As is the case with many anti-Semites, Ayad feels any harassment he experiences as a result of his murals is linked to a "Zionist conspiracy." He has also been represented by a now-permanently disbarred attorney who, not coincidentally, claims his disbarment is the result of a "Zionist conspiracy."
Ayad also claims to have been raided by local police in 2009. He doesn't specifically say it was because of the murals (it's implied) but law enforcement seized money, guns and an apparently very expensive stamp collection. Most of it was subsequently returned.
"They can’t arrest me. For what?” said Ayad. “2009 they raided me too. No charges. They gave me back my guns, they kept my money and then they gave me back my money minus the coin collection, which was valued over $3 million.”Similar items were seized in the recent raid. But this doesn't have anything to do with the murals, even if Ayad is skewing it in that direction. Cleveland.com has, simultaneously, no details and more details.
FBI spokeswoman Vicki Anderson said agents surrounded and sealed off the East 55th Street gas station about 10 a.m. to execute a warrant.Ayad, however, did.
She would not provide any other details.
The store's owner, Abe Ayad, said agents were looking for evidence of food stamp fraud and illegal gun sales. Ayad said no such activity has taken place in the business.Which is not the same thing as being raided for controversial murals. Ayad may believe this is part of a conspiracy to shut down his business and save the city from having to field more mural-related complaints, but it appears the issues at hand in this raid (and the 2009 raid as well) are unrelated to the paintings on the exterior walls.
Now, it may be possible that two raids with six years between them are both a part of a larger plan to disrupt and destroy Ayad's business. It could be Ayad's multiple appearances in court for civil lawsuits are also instrumental to the city's long-term plan to be rid of his murals forever. Or it could simply be that neither of these are related to the artwork, but rather inextricably tied together because the murals on the outside can't be separated from the interior of the business endorsing these viewpoints.
It may be that someone in Cleveland's law enforcement community has it in for Ayad, possibly because of the murals, but there doesn't appear to be a sustained history of harassment.
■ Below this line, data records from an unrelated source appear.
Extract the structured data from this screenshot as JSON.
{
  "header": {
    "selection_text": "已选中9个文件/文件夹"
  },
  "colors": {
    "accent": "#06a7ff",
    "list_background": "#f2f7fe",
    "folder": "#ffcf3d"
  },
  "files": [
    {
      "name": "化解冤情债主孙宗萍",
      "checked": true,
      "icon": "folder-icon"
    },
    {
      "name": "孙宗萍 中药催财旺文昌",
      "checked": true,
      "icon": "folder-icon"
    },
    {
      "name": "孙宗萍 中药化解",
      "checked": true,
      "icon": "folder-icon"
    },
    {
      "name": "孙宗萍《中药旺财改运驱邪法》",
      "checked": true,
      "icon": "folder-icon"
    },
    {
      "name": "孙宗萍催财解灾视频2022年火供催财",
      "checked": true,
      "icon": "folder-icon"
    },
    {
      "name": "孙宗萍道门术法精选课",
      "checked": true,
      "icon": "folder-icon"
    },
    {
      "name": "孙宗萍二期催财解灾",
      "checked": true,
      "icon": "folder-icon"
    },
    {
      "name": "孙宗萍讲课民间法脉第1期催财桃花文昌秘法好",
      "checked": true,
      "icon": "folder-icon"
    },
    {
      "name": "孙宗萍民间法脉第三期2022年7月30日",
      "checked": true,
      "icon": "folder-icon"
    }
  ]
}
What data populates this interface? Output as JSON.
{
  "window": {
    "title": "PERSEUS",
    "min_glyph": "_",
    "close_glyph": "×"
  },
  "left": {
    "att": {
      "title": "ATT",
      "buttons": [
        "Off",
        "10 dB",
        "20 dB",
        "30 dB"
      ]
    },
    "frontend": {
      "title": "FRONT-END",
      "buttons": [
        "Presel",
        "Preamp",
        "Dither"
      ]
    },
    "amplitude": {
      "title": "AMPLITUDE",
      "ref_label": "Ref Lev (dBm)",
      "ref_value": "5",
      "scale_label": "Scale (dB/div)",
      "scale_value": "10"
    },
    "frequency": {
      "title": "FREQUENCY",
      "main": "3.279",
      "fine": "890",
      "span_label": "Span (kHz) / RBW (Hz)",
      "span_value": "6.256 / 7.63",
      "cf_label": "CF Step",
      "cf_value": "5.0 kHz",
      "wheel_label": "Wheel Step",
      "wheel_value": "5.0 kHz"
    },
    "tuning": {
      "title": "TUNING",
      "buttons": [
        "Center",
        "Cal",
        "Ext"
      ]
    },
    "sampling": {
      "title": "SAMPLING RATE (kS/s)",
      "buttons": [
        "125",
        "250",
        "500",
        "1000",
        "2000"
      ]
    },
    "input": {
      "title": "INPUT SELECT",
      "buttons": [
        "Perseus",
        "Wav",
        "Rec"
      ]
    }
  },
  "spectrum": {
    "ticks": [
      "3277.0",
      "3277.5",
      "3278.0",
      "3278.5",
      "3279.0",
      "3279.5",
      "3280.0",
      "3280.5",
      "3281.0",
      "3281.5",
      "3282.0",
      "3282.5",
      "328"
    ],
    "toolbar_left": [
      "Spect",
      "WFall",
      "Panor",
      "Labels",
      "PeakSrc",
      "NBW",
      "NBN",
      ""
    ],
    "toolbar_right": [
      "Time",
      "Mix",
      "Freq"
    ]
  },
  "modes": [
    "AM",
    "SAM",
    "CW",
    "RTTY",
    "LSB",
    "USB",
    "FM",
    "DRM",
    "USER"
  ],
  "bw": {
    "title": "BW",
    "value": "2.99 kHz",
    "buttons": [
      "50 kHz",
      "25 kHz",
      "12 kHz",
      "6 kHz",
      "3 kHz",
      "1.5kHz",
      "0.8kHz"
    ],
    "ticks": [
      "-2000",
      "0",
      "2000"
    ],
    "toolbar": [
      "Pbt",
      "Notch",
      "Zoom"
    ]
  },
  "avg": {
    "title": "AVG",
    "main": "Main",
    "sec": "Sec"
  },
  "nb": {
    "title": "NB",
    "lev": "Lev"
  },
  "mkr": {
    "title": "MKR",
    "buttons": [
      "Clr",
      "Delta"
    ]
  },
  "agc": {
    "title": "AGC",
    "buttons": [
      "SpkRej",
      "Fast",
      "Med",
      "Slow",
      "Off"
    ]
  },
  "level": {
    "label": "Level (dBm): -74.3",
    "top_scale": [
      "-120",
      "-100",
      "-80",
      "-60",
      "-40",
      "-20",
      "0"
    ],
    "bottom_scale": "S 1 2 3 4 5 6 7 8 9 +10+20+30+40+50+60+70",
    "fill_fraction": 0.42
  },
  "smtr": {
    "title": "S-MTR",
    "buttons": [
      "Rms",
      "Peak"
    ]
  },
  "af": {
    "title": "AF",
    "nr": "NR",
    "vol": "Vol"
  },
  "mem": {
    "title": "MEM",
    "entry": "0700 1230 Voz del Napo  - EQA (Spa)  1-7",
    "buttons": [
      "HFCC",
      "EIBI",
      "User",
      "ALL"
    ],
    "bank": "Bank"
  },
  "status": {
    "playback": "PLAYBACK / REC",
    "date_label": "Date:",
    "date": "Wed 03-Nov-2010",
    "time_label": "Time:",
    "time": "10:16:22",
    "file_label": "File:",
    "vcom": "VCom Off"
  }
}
While the city would undoubtedly enjoy a respite from Ayad's "antics" and the complaints that follow them, there's very little here to justify any claims that the FBI raided Ayad's store over the murals. Free speech (mostly) lives here and Ayad's contentious relationship with a great many people has yet to see his store shut down for any reason, legitimate or not.
As for Ayad not being allowed to see the warrant, that's perfectly legal as well. Law enforcement officers are under no obligation to present the warrant before performing searches or seizures. It's simply enough that the warrant exists and is presented to the raided party at some point during the search. A "warrantless raid" -- as this has been portrayed -- means the absence of a warrant, not just that the raided party wasn't presented with a warrant before it commenced. Any number of exigent circumstances exist that allow for the presentation of a warrant after a search/seizure has already commenced. In this case, paperwork was handed over to Ayad at the time of the agents' departure. So, while a bit on the shady side morally-speaking, the entire operation clearly falls within the legal bounds.
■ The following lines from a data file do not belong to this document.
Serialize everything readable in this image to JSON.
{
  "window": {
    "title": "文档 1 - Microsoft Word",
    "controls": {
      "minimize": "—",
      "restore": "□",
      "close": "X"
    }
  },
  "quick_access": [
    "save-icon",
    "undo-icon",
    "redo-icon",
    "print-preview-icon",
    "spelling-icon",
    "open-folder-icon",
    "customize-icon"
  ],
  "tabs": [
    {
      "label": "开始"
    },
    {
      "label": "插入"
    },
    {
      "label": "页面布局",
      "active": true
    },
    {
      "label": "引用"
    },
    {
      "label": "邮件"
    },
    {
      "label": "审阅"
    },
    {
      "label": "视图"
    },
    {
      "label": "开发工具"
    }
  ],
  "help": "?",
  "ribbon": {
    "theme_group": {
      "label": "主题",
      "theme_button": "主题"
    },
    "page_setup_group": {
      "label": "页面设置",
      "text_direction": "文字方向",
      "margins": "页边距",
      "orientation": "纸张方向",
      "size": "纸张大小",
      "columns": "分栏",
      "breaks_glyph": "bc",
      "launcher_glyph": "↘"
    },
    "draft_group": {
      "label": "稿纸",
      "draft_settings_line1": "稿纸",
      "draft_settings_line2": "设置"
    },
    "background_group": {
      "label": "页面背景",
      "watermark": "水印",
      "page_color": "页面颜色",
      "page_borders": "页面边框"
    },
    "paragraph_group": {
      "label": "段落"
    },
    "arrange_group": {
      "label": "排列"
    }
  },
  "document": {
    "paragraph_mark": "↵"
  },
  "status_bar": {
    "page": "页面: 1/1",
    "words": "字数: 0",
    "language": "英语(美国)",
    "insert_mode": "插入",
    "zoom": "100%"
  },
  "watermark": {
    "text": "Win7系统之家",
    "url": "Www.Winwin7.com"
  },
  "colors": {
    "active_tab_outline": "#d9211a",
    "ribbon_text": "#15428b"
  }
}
I'm all for a "bad cop/censorship" narrative, but one doesn't exist here. I prefer the ones where the official parties have buried themselves, rather than grab a shovel and start hurling dirt when in possession of only a bare minimum of facts. So, score one for the good guys, I guess -- pending any further details that point to the FBI being pointed in the direction of Ayad because (a) he's Muslim and (b) he owns guns.